I really like doing Church videos and charge them a much lower rate. I like being able to hone in my interviewing skills on deeper subjects. I like having a chance to experiment with things like "how well can I light an interview with a couple of inexpensive battery powered LEDs?" I like everything about it really.
larry-peter wrote on 3/12/2013, 7:21 PM
Laurence, nice stuff. I especially liked Dawn (I believe it was) because of the contrast with the ambient light down a bit. It seemed to me that all the shots with talent framed left had a better color temp match between your lighting and the ambient lighting. It could just be the difference in skin tones, but in the shots with talent framed right the LED light seemed cooler than ambient. Just nits - all were very nice looking

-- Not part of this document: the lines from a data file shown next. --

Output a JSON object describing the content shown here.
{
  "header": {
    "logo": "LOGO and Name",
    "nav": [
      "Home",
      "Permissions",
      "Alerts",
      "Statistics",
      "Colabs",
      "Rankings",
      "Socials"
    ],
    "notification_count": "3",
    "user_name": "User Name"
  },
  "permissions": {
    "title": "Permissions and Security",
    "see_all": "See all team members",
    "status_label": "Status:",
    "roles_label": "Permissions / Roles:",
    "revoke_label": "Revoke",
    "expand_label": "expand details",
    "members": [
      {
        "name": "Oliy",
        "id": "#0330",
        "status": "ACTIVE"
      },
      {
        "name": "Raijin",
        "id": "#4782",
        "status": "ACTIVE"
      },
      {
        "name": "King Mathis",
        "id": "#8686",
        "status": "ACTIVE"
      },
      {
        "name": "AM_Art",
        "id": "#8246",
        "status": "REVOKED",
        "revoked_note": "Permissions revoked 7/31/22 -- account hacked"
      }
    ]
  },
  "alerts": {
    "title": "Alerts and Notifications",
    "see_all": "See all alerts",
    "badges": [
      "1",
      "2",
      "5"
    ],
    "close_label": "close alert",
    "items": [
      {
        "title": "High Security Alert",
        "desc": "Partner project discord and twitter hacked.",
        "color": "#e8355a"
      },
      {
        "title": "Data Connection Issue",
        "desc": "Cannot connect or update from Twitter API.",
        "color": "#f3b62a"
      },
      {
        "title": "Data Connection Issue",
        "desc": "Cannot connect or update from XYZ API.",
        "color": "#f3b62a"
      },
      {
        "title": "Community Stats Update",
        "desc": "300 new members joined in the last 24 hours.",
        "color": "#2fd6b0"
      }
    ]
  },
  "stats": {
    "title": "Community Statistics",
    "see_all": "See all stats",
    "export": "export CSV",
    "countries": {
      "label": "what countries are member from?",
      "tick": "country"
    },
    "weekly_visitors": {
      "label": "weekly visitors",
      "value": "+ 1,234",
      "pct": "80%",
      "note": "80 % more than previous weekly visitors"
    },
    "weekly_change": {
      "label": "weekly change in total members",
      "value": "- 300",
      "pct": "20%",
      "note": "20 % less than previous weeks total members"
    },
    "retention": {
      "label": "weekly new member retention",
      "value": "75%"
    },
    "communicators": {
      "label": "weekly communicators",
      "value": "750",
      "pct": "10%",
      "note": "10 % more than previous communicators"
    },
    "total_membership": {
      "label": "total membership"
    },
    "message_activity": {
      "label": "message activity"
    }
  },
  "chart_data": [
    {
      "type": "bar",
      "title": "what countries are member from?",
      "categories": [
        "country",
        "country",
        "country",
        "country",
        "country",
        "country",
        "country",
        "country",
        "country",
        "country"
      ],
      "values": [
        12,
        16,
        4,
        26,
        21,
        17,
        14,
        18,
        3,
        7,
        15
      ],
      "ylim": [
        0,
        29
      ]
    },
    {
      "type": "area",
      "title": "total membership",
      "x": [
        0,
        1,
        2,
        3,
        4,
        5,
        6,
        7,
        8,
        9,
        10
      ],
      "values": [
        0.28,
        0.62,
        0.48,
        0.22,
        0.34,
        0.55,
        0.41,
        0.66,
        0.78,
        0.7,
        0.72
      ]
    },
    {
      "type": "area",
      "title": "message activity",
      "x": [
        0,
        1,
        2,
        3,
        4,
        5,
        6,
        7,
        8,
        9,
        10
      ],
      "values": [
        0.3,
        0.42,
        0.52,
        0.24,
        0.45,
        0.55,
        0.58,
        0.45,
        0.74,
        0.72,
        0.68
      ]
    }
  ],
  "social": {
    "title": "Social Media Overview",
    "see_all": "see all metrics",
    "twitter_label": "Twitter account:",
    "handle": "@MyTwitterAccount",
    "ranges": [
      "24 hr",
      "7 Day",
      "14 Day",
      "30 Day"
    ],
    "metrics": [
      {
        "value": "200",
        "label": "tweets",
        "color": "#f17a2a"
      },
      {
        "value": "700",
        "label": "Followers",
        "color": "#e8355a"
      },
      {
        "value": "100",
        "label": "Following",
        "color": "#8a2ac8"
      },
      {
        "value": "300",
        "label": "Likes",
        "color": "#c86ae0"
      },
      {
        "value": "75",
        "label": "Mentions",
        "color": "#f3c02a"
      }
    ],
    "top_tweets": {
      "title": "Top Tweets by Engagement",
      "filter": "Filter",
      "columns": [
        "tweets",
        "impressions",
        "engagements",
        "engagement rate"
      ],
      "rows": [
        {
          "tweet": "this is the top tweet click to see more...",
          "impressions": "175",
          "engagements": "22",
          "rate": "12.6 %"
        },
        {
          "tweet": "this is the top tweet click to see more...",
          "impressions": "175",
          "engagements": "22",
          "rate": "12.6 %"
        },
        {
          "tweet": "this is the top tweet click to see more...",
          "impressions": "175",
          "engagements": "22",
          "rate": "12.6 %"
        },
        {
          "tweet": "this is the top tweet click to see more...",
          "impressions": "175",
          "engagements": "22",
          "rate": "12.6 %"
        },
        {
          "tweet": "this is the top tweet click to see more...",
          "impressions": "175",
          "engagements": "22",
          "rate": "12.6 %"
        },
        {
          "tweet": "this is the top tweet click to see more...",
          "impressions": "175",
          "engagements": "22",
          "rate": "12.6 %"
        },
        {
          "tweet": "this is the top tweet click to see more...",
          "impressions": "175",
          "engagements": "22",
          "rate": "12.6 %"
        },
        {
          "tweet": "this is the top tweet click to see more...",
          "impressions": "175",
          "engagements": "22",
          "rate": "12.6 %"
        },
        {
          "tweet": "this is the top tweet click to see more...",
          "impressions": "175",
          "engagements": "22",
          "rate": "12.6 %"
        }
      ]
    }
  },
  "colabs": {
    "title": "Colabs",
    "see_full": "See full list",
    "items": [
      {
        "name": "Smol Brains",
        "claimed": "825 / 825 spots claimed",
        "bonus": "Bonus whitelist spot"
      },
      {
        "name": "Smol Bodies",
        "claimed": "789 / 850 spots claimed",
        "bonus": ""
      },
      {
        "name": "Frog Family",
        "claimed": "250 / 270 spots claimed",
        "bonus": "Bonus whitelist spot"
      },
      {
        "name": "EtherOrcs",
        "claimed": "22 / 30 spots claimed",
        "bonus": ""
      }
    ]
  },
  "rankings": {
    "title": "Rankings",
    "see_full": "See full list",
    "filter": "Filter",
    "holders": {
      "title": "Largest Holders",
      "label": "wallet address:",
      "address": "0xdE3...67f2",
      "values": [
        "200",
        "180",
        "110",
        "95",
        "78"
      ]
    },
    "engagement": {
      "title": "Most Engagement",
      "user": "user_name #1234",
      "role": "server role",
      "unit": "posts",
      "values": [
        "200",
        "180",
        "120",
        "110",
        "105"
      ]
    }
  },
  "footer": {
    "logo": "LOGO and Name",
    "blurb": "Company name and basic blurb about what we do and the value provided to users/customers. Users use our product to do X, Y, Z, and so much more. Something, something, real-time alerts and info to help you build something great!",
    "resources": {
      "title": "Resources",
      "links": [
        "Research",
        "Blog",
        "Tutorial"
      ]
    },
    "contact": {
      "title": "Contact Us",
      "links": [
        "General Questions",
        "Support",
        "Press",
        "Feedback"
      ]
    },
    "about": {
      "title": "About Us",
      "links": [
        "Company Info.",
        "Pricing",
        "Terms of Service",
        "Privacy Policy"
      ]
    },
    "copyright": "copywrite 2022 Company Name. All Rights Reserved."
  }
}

As far as interview transitions, the thing I dislike most is when an arbitrary "standard" transition is used throughout a piece. That's what makes me most aware of the edit. In the doc I just finished I used hard cuts, 3 frame dissolves and white pops depending on the scene. I don't think the viewer minds that an edit took place in an interview, but I think it becomes an annoyance when each one is billboarded. I thought you did a good job of using what worked, although fades are always my least favorite.
Laurence wrote on 3/12/2013, 7:26 PM
>I am dealing with people who are not professional and are normally extremely nervous about getting in front of the camera...

I am really starting to figure this one out. What I have realized recently is that when you have someone who is really nervous, the trick to getting a good interview is to get them away from the fact that they are on camera and draw them into the subject that they are so passionate about. You can't give an idea of what you are going to ask them about beforehand, but they can't know the exact questions. If you give them prepared questions you will get prepared answers with all the life sucked out of them. Once you get people who are nervous in front of a camera drawn into their subject, their nervousness and there awkward mannerisms will just kind of evaporate and you'll get an amazingly natural interview. There are going to be "ums", "ers" and akward repetitions all over the place. If I hear a good thought, I will keep coming back to it from all sorts of different angles in order to get something I can use. Doing this has given me a real appreciation for reporters who do this well. My favorite is probably Terry Gross from NPR, and next up would be Diane Rehm who's voice used to drive me nuts, but I now love.
Laurence wrote on 3/12/2013, 7:28 PM
With a nervous subject, a small camera like the GH3 and tiny lights like the Z96s also are great because they really don't make a big deal out of it being a shoot. The fact you can get this high quality out of a "one trip from the car" setup just blows me away!